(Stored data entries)
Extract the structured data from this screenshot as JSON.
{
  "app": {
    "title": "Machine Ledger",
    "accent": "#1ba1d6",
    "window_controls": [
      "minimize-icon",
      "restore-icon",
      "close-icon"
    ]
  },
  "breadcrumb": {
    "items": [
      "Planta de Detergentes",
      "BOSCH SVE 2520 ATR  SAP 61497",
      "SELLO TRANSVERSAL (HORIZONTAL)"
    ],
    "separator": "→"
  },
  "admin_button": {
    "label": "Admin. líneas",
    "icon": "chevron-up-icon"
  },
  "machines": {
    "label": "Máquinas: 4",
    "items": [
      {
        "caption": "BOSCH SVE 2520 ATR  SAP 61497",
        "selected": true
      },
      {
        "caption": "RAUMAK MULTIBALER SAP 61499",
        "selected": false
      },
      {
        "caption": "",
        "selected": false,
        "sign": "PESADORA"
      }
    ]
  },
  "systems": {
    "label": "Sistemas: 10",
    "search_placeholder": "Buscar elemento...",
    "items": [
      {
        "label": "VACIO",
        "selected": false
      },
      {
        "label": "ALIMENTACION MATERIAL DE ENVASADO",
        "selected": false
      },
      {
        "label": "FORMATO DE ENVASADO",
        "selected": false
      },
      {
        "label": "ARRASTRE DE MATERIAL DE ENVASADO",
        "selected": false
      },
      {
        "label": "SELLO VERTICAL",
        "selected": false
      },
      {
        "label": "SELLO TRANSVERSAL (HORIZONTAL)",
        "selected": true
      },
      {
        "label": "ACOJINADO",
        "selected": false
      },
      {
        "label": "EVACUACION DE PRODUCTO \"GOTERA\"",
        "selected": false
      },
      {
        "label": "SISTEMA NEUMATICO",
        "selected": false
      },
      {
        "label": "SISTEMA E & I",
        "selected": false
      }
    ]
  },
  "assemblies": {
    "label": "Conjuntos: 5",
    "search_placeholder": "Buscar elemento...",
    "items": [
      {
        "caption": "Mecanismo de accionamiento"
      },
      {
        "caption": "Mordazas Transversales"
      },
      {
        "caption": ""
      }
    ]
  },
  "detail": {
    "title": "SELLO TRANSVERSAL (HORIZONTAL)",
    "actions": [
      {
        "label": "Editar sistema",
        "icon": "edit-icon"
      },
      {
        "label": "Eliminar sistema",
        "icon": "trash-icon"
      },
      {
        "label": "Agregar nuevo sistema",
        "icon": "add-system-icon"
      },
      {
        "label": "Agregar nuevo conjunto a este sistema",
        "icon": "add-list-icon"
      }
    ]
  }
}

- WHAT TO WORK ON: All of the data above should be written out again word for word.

- ANSWER TO THIS EXERCISE:
Extract the structured data from this screenshot as JSON.
{
  "app": {
    "title": "Machine Ledger",
    "accent": "#1ba1d6",
    "window_controls": [
      "minimize-icon",
      "restore-icon",
      "close-icon"
    ]
  },
  "breadcrumb": {
    "items": [
      "Planta de Detergentes",
      "BOSCH SVE 2520 ATR  SAP 61497",
      "SELLO TRANSVERSAL (HORIZONTAL)"
    ],
    "separator": "→"
  },
  "admin_button": {
    "label": "Admin. líneas",
    "icon": "chevron-up-icon"
  },
  "machines": {
    "label": "Máquinas: 4",
    "items": [
      {
        "caption": "BOSCH SVE 2520 ATR  SAP 61497",
        "selected": true
      },
      {
        "caption": "RAUMAK MULTIBALER SAP 61499",
        "selected": false
      },
      {
        "caption": "",
        "selected": false,
        "sign": "PESADORA"
      }
    ]
  },
  "systems": {
    "label": "Sistemas: 10",
    "search_placeholder": "Buscar elemento...",
    "items": [
      {
        "label": "VACIO",
        "selected": false
      },
      {
        "label": "ALIMENTACION MATERIAL DE ENVASADO",
        "selected": false
      },
      {
        "label": "FORMATO DE ENVASADO",
        "selected": false
      },
      {
        "label": "ARRASTRE DE MATERIAL DE ENVASADO",
        "selected": false
      },
      {
        "label": "SELLO VERTICAL",
        "selected": false
      },
      {
        "label": "SELLO TRANSVERSAL (HORIZONTAL)",
        "selected": true
      },
      {
        "label": "ACOJINADO",
        "selected": false
      },
      {
        "label": "EVACUACION DE PRODUCTO \"GOTERA\"",
        "selected": false
      },
      {
        "label": "SISTEMA NEUMATICO",
        "selected": false
      },
      {
        "label": "SISTEMA E & I",
        "selected": false
      }
    ]
  },
  "assemblies": {
    "label": "Conjuntos: 5",
    "search_placeholder": "Buscar elemento...",
    "items": [
      {
        "caption": "Mecanismo de accionamiento"
      },
      {
        "caption": "Mordazas Transversales"
      },
      {
        "caption": ""
      }
    ]
  },
  "detail": {
    "title": "SELLO TRANSVERSAL (HORIZONTAL)",
    "actions": [
      {
        "label": "Editar sistema",
        "icon": "edit-icon"
      },
      {
        "label": "Eliminar sistema",
        "icon": "trash-icon"
      },
      {
        "label": "Agregar nuevo sistema",
        "icon": "add-system-icon"
      },
      {
        "label": "Agregar nuevo conjunto a este sistema",
        "icon": "add-list-icon"
      }
    ]
  }
}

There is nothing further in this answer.